Are saints born or made? Let me pass on a story about one of mine.
Father Elias Chacour is a Palestinian Christian, a native of Galilee, and an Arab citizen of Israel. He is a priest and retired archbishop in the Greek Catholic Church, an eastern rite that is politically associated with Rome.
He was not born any of these things—as he likes to say, he was not born a Christian, he was born a baby. Neither was he born a citizen of Israel, as that nation did not exist yet. Most Palestinians were forced out of Israel at its establishment in 1948; many others were internally displaced— Chacour’s family was among the latter. He is not allowed to return to his home village of Bar-am, save for funerals, but he does still live in Galilee. Some of you have heard me speak of him.
Father Chacour has lived his life as an advocate for peace in Israel, and justice for Palestine, while at the same time consistently condemning violence and terrorism—whether it be state terrorism, or individual acts of violence. Because of this, he has gained some notoriety; because of his notoriety, people from around the world tend to show up on his doorstep.
One of these was David Penman, the Anglican Archbishop of Melbourne, Australia, who simply knocked on Father Chacour’s door one day. A fast friendship resulted—cut short, alas, by Penman’s fatal heart attack two years after their first meeting. Another year passed, and Father Chacour received an invitation from Penman’s widow—he writes of this in a book I’ve been reading (the one I purchased in May so that he could sign it):
“She wanted to be ordained as a priest to honour his memory, and desired that it should be I who delivered the sermon at the ordination. This was a real problem for me, since as a Catholic priest, and Greek Catholic at that (which means more conservative than most), I could not but think it a grave error to preach at the ordination of a woman. I prayed about it a great deal, and spent a long time trying to work out what I should do. Finally, I went and I preached. I spoke of the role of Mary in Jesus’ life, and I ended with a question: ‘We accept that Christ was given to us by means of a woman; why then should we not accept that a woman may give us the Eucharist? I shall be grateful to anyone who can give me the answer! Amen.’” (Faith Beyond Despair: Building Hope in the Holy Land, pp. 96-7.)
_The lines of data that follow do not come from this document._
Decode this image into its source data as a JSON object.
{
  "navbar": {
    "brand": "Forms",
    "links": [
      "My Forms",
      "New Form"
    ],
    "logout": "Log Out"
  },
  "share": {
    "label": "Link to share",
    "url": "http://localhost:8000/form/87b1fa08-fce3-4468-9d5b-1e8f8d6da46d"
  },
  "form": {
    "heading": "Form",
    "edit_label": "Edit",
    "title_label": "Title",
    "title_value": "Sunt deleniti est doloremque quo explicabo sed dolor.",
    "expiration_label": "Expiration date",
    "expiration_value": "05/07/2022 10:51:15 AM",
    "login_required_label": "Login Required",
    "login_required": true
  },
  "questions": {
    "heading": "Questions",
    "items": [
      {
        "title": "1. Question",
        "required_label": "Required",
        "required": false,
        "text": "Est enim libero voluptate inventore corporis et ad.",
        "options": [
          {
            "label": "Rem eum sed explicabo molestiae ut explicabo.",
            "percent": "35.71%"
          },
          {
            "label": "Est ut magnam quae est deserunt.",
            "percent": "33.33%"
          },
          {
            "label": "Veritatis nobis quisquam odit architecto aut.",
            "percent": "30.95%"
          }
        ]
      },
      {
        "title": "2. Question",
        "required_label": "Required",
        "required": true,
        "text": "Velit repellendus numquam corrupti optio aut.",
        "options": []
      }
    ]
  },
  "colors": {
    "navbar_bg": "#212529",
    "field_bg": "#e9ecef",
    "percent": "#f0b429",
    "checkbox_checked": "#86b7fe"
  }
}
One of Father Chacour’s saintly graces is that, for all his strength of will in building schools, libraries and Christian community; for all his strong advocacy for justice and true peace, he could also allow prayer and Christian partnership bring him to a new understanding of an old point of view. Saints may be made by God, but they are also formed by life within the Body. Despite rumors to the contrary, saints are not perfect, but they may well be perfected. And it is no error that when the New Testaments speaks of saints, it is speaking not just of the more visible champions of the church, but of all those within the Body; it is speaking of us.